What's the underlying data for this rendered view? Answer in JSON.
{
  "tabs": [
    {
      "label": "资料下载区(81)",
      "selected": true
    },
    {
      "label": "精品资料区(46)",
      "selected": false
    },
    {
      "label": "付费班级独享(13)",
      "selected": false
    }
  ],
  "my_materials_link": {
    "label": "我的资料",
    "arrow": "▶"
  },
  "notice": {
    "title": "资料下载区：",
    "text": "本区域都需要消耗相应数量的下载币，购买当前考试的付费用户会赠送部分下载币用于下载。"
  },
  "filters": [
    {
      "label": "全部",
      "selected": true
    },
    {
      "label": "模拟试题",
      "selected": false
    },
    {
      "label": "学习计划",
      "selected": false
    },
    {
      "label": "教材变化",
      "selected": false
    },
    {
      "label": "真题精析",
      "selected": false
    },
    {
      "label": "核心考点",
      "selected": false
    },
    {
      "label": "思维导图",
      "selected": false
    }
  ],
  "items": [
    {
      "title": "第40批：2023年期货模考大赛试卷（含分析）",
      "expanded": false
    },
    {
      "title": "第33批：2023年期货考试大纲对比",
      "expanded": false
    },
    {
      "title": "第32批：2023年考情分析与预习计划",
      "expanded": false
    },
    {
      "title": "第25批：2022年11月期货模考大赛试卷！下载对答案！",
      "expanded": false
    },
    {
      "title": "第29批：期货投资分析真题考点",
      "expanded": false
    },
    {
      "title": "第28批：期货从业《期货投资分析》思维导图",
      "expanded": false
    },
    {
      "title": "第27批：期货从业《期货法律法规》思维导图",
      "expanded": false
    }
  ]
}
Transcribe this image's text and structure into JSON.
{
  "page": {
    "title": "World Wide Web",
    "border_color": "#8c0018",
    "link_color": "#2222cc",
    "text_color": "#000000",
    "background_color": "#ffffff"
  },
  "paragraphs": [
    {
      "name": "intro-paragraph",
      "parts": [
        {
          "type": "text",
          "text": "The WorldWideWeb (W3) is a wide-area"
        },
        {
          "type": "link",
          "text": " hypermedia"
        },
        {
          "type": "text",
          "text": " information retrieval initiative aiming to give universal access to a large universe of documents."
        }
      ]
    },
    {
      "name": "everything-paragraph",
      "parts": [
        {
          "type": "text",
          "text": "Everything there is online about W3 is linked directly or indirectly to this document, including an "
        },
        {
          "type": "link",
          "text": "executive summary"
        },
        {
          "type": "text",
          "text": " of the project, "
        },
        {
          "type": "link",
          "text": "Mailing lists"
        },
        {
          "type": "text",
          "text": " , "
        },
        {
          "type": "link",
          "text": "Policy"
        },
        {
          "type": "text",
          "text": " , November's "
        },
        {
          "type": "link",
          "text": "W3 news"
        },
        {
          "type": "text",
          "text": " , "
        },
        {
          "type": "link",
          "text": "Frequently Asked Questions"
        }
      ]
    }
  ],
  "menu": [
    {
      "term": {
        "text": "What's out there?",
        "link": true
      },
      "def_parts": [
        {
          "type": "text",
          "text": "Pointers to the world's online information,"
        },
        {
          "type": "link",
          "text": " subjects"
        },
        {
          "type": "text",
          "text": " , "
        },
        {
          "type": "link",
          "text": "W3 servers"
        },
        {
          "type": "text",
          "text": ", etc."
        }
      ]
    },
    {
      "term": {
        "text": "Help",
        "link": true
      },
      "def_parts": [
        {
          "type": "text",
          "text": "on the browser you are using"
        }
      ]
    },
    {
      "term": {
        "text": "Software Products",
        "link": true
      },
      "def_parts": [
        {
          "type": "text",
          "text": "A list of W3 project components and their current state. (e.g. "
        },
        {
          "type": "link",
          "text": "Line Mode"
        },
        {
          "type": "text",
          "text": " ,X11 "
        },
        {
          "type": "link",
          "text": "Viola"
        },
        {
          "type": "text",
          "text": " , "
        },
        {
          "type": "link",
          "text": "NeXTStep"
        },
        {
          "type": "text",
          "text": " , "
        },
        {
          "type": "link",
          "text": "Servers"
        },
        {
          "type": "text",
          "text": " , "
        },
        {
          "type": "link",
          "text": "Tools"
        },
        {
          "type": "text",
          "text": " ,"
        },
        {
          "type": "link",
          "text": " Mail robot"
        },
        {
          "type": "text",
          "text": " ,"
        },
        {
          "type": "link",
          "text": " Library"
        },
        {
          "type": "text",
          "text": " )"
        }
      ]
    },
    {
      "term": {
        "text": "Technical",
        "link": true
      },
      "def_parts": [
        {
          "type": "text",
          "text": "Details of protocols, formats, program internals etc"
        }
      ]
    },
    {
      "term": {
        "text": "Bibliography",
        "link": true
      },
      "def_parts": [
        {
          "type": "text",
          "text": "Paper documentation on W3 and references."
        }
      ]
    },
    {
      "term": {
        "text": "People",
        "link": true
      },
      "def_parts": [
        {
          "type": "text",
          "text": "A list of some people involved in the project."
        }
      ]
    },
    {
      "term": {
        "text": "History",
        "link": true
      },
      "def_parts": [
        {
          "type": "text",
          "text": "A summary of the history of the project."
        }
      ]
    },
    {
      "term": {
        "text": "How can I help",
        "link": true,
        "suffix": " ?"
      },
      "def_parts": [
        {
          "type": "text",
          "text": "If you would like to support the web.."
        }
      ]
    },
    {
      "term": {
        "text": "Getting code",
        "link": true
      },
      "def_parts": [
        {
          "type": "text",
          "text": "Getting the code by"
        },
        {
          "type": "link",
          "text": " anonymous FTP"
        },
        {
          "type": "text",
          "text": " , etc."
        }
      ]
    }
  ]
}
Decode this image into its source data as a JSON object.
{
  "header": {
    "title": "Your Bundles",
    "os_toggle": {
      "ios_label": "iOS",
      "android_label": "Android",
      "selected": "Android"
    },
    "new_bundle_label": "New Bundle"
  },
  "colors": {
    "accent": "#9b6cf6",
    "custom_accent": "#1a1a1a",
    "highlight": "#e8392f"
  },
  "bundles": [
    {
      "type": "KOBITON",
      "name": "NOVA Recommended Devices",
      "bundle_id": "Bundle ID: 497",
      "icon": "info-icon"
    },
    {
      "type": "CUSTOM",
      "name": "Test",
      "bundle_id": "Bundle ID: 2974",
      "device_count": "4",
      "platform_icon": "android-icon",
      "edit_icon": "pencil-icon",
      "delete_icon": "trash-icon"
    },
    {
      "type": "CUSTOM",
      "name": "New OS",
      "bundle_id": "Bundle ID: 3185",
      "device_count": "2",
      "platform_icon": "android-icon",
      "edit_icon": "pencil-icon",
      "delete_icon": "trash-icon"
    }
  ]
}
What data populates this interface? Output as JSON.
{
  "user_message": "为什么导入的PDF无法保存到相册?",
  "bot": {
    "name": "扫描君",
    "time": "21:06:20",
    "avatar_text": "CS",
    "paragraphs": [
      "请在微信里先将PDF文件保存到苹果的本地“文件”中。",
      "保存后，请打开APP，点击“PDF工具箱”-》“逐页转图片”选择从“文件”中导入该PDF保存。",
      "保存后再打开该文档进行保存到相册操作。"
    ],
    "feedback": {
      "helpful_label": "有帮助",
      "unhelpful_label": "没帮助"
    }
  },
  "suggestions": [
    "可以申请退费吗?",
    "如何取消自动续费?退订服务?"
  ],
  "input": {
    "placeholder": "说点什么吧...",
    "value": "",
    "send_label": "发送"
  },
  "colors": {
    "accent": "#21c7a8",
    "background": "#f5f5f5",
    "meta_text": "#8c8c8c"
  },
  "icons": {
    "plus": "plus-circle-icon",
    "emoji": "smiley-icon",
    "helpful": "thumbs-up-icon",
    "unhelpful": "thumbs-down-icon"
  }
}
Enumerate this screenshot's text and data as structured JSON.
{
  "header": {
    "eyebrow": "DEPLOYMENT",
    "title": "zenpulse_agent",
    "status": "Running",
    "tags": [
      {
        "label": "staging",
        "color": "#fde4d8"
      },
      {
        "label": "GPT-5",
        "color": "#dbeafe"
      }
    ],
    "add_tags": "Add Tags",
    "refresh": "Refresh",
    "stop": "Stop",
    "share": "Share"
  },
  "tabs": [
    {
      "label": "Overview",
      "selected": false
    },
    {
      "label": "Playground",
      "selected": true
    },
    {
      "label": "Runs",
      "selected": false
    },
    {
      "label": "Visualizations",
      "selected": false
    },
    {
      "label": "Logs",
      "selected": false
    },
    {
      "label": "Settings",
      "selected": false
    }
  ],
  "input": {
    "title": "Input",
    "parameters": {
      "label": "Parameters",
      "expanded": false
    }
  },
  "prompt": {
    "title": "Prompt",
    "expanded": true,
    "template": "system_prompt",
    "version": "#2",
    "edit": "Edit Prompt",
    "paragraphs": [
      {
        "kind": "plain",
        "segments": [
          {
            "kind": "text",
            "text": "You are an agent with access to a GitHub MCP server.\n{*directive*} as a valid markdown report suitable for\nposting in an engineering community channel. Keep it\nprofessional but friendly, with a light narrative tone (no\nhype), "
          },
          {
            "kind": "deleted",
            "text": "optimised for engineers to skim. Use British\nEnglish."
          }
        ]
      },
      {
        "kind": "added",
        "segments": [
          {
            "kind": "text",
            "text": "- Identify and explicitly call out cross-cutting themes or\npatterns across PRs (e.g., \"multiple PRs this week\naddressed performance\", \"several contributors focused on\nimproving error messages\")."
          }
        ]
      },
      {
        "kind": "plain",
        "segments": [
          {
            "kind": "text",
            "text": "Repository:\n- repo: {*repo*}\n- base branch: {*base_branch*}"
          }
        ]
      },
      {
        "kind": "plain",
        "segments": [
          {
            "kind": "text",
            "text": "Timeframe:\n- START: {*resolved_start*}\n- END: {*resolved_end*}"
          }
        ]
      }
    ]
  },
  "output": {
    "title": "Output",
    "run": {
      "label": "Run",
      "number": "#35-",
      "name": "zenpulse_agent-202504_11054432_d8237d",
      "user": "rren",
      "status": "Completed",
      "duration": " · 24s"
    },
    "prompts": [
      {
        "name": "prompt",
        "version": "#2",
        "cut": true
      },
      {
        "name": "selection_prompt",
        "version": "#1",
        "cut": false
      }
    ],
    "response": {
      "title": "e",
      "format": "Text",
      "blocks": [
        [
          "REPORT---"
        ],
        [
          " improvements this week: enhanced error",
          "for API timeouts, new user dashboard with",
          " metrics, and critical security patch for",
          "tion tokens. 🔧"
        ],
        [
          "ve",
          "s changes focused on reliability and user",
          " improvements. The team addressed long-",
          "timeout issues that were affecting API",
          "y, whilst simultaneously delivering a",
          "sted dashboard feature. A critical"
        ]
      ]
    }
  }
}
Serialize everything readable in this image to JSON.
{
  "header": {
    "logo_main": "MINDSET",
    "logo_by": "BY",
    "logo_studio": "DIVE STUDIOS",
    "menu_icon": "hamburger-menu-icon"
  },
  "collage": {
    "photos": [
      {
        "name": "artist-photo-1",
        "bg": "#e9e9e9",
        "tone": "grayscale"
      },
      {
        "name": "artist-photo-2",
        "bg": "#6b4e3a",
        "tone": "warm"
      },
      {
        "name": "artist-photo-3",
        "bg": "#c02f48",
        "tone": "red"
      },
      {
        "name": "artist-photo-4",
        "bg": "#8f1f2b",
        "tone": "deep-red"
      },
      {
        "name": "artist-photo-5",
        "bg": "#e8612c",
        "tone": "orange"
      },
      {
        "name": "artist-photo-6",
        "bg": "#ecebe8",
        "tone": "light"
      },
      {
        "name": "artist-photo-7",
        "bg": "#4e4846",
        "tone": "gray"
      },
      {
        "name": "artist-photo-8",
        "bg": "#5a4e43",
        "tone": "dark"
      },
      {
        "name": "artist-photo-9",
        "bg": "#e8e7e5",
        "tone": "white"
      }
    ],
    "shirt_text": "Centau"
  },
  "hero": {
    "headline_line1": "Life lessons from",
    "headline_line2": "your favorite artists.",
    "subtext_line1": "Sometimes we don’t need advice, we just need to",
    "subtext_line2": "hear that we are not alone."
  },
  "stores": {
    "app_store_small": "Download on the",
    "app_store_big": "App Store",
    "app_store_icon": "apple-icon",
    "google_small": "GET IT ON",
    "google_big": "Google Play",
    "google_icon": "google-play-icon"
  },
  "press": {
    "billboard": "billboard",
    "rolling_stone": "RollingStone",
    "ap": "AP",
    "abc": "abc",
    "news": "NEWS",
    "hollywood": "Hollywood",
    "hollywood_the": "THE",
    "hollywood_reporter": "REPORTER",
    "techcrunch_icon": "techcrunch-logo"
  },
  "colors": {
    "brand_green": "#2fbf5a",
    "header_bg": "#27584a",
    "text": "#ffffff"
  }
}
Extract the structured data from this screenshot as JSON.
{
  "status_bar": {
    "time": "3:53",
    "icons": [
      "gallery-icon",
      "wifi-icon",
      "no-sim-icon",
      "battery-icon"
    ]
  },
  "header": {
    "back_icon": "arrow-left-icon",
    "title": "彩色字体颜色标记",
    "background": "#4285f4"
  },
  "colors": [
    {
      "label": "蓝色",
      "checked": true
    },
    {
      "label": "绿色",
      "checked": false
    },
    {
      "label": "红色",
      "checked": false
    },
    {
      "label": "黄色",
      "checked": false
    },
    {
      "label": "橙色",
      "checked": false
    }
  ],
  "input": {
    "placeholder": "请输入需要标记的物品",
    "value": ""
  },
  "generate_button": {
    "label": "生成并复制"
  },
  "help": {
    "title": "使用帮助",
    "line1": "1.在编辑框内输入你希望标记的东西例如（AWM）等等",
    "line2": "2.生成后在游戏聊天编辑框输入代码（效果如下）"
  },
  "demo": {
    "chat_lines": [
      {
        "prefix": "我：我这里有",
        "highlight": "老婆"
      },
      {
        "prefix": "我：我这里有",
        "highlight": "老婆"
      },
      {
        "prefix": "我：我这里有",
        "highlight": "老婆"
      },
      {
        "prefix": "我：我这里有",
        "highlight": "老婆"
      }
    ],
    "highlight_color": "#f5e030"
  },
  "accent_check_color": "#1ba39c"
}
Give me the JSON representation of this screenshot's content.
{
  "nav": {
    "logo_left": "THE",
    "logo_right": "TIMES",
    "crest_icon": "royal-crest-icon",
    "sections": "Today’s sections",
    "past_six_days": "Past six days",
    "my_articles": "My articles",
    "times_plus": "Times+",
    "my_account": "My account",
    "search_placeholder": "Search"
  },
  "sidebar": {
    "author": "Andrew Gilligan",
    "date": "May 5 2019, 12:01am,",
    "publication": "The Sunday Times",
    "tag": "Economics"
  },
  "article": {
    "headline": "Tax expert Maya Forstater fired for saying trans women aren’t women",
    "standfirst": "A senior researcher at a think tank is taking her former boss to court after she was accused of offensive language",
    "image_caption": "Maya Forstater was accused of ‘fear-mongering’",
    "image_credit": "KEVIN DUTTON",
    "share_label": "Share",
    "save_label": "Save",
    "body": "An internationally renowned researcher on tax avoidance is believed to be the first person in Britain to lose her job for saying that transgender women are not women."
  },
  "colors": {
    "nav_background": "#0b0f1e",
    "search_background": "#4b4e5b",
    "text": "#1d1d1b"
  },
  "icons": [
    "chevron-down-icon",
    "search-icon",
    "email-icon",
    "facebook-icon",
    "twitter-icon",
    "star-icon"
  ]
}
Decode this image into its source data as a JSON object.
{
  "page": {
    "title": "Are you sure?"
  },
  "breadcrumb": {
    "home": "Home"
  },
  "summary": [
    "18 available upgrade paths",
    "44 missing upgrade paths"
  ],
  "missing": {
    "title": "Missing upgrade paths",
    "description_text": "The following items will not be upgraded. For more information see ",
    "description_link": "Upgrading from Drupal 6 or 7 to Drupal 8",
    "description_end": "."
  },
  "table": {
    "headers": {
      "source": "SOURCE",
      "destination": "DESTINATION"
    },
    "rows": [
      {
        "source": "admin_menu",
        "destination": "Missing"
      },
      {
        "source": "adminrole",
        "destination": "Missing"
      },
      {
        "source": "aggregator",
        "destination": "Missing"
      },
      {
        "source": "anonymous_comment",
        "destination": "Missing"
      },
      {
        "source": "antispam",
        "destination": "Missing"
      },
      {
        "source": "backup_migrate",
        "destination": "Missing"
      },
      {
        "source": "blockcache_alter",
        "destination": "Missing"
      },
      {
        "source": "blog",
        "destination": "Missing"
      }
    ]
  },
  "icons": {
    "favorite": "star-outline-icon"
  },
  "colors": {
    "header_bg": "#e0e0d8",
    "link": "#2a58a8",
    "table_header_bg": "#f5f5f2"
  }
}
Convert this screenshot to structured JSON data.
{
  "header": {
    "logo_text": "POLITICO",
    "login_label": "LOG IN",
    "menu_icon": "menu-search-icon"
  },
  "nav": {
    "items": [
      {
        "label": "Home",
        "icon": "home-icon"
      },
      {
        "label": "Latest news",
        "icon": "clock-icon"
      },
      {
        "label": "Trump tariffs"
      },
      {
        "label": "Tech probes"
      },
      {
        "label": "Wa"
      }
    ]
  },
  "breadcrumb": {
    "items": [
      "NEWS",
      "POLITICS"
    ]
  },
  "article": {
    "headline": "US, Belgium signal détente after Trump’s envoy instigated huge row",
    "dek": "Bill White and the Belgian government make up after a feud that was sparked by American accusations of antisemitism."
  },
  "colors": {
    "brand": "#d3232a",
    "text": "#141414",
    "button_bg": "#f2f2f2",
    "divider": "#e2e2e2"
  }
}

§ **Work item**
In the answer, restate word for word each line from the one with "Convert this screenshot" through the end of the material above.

§ **Written response**
Convert this screenshot to structured JSON data.
{
  "header": {
    "logo_text": "POLITICO",
    "login_label": "LOG IN",
    "menu_icon": "menu-search-icon"
  },
  "nav": {
    "items": [
      {
        "label": "Home",
        "icon": "home-icon"
      },
      {
        "label": "Latest news",
        "icon": "clock-icon"
      },
      {
        "label": "Trump tariffs"
      },
      {
        "label": "Tech probes"
      },
      {
        "label": "Wa"
      }
    ]
  },
  "breadcrumb": {
    "items": [
      "NEWS",
      "POLITICS"
    ]
  },
  "article": {
    "headline": "US, Belgium signal détente after Trump’s envoy instigated huge row",
    "dek": "Bill White and the Belgian government make up after a feud that was sparked by American accusations of antisemitism."
  },
  "colors": {
    "brand": "#d3232a",
    "text": "#141414",
    "button_bg": "#f2f2f2",
    "divider": "#e2e2e2"
  }
}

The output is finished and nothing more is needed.